Two people were arrested in possession of a firearm and two people were arrested in possession of illegal narcotics. At least two other suspects were investigated for sex related crimes in the past. A total of 19 mobile devices and several additional electronic devices were seized as evidence during the operation.
The goal of “Operation Broken Arrow” was to arrest people who communicate with children online and then travel to meet them for the purpose of having sex.
Additionally, the operation targeted those that are willing to exploit children by purchasing sex with a minor. Online child predators visit chat rooms and websites on the internet, find children, begin conversations with them, introduce sexual content and arrange a meeting with the children for the purpose of having sex. The children these predators target are both boys and girls. Since 2014, the task force has arrested more than 150 people in similar operations.
Over the course of the operation, investigators had more than 120 exchanges with people on various social media or internet platforms. During many of these exchanges, the subjects directed conversations towards sex with people they believed to be minors. Over 40 cases were established that met the threshold for arrest.
In some of these cases, the suspect introduced obscene or lude content, often exposing the minor to pornography or requesting the child take nude or pornographic images for them. About half of the exchanges involved websites used for dating, socializing, or even websites used for classified advertisements.
Although some websites promote themselves as being for “adults-only” it is not uncommon for law enforcement to work cases in which children access these sites, establish profiles claiming to be older, and then find themselves vulnerable to victimization, harassment, blackmail, or assault.
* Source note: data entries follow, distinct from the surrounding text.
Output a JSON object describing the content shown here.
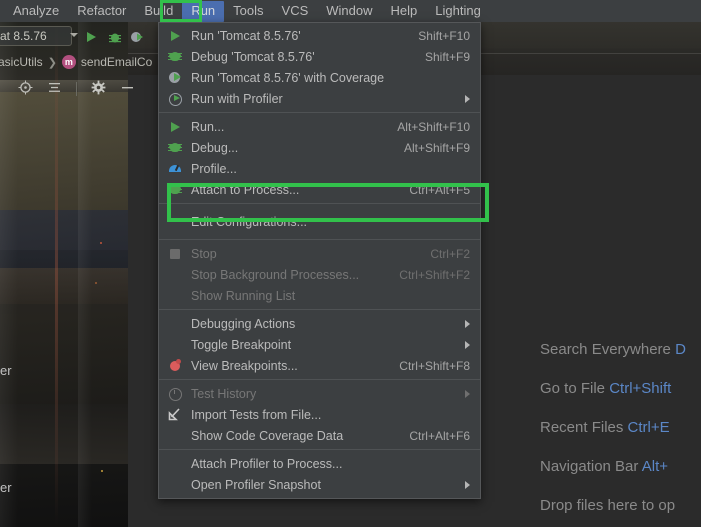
{
  "window": {
    "app": "IntelliJ IDEA"
  },
  "menubar": {
    "items": [
      {
        "label": "Analyze",
        "mnemonic": "z",
        "selected": false
      },
      {
        "label": "Refactor",
        "mnemonic": "R",
        "selected": false
      },
      {
        "label": "Build",
        "mnemonic": "B",
        "selected": false
      },
      {
        "label": "Run",
        "mnemonic": "u",
        "selected": true
      },
      {
        "label": "Tools",
        "mnemonic": "T",
        "selected": false
      },
      {
        "label": "VCS",
        "mnemonic": "S",
        "selected": false
      },
      {
        "label": "Window",
        "mnemonic": "W",
        "selected": false
      },
      {
        "label": "Help",
        "mnemonic": "H",
        "selected": false
      },
      {
        "label": "Lighting",
        "mnemonic": "",
        "selected": false
      }
    ]
  },
  "toolbar": {
    "run_config": "at 8.5.76",
    "run_config_full": "Tomcat 8.5.76",
    "icons": [
      "run-icon",
      "debug-icon",
      "coverage-icon"
    ]
  },
  "breadcrumb": {
    "items": [
      "BasicUtils",
      "sendEmailCo"
    ],
    "method_badge": "m"
  },
  "tool_window_toolbar": {
    "icons": [
      "locate-icon",
      "collapse-all-icon",
      "settings-gear-icon",
      "hide-icon"
    ]
  },
  "run_menu": {
    "title": "Run",
    "groups": [
      {
        "items": [
          {
            "label": "Run 'Tomcat 8.5.76'",
            "shortcut": "Shift+F10",
            "icon": "run-icon",
            "disabled": false,
            "submenu": false
          },
          {
            "label": "Debug 'Tomcat 8.5.76'",
            "shortcut": "Shift+F9",
            "icon": "debug-bug-icon",
            "disabled": false,
            "submenu": false
          },
          {
            "label": "Run 'Tomcat 8.5.76' with Coverage",
            "shortcut": "",
            "icon": "coverage-icon",
            "disabled": false,
            "submenu": false
          },
          {
            "label": "Run with Profiler",
            "shortcut": "",
            "icon": "profiler-icon",
            "disabled": false,
            "submenu": true
          }
        ]
      },
      {
        "items": [
          {
            "label": "Run...",
            "shortcut": "Alt+Shift+F10",
            "icon": "run-icon",
            "disabled": false,
            "submenu": false
          },
          {
            "label": "Debug...",
            "shortcut": "Alt+Shift+F9",
            "icon": "debug-bug-icon",
            "disabled": false,
            "submenu": false
          },
          {
            "label": "Profile...",
            "shortcut": "",
            "icon": "profile-gauge-icon",
            "disabled": false,
            "submenu": false
          },
          {
            "label": "Attach to Process...",
            "shortcut": "Ctrl+Alt+F5",
            "icon": "debug-bug-icon",
            "disabled": false,
            "submenu": false
          },
          {
            "label": "Edit Configurations...",
            "shortcut": "",
            "icon": "none",
            "disabled": false,
            "submenu": false,
            "highlighted": true
          }
        ]
      },
      {
        "items": [
          {
            "label": "Stop",
            "shortcut": "Ctrl+F2",
            "icon": "stop-icon",
            "disabled": true,
            "submenu": false
          },
          {
            "label": "Stop Background Processes...",
            "shortcut": "Ctrl+Shift+F2",
            "icon": "none",
            "disabled": true,
            "submenu": false
          },
          {
            "label": "Show Running List",
            "shortcut": "",
            "icon": "none",
            "disabled": true,
            "submenu": false
          }
        ]
      },
      {
        "items": [
          {
            "label": "Debugging Actions",
            "shortcut": "",
            "icon": "none",
            "disabled": false,
            "submenu": true
          },
          {
            "label": "Toggle Breakpoint",
            "shortcut": "",
            "icon": "none",
            "disabled": false,
            "submenu": true
          },
          {
            "label": "View Breakpoints...",
            "shortcut": "Ctrl+Shift+F8",
            "icon": "breakpoint-icon",
            "disabled": false,
            "submenu": false
          }
        ]
      },
      {
        "items": [
          {
            "label": "Test History",
            "shortcut": "",
            "icon": "clock-icon",
            "disabled": true,
            "submenu": true
          },
          {
            "label": "Import Tests from File...",
            "shortcut": "",
            "icon": "import-icon",
            "disabled": false,
            "submenu": false
          },
          {
            "label": "Show Code Coverage Data",
            "shortcut": "Ctrl+Alt+F6",
            "icon": "none",
            "disabled": false,
            "submenu": false
          }
        ]
      },
      {
        "items": [
          {
            "label": "Attach Profiler to Process...",
            "shortcut": "",
            "icon": "none",
            "disabled": false,
            "submenu": false
          },
          {
            "label": "Open Profiler Snapshot",
            "shortcut": "",
            "icon": "none",
            "disabled": false,
            "submenu": true
          }
        ]
      }
    ]
  },
  "annotations": {
    "run_menu_box": {
      "target": "Run",
      "color": "#32c14b"
    },
    "edit_configurations_box": {
      "target": "Edit Configurations...",
      "color": "#32c14b"
    }
  },
  "editor_hints": [
    {
      "label": "Search Everywhere",
      "shortcut": "D"
    },
    {
      "label": "Go to File",
      "shortcut": "Ctrl+Shift"
    },
    {
      "label": "Recent Files",
      "shortcut": "Ctrl+E"
    },
    {
      "label": "Navigation Bar",
      "shortcut": "Alt+"
    },
    {
      "label": "Drop files here to op",
      "shortcut": ""
    }
  ],
  "left_fragments": [
    {
      "text": "er"
    },
    {
      "text": "er"
    }
  ],
  "colors": {
    "menu_bg": "#3c3f41",
    "panel_bg": "#2b2b2b",
    "accent_green": "#32c14b",
    "selection_blue": "#4b6eaf",
    "shortcut_blue": "#5b87c7",
    "text": "#bbbbbb",
    "text_disabled": "#777777"
  }
}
Several suspects were identified as communicating simultaneously with multiple investigators posing as minors. Such activity confirms what investigators uncover conducting these types of investigations — that many predators specifically seek out minors on such websites to groom them as potential victims for sexual contact.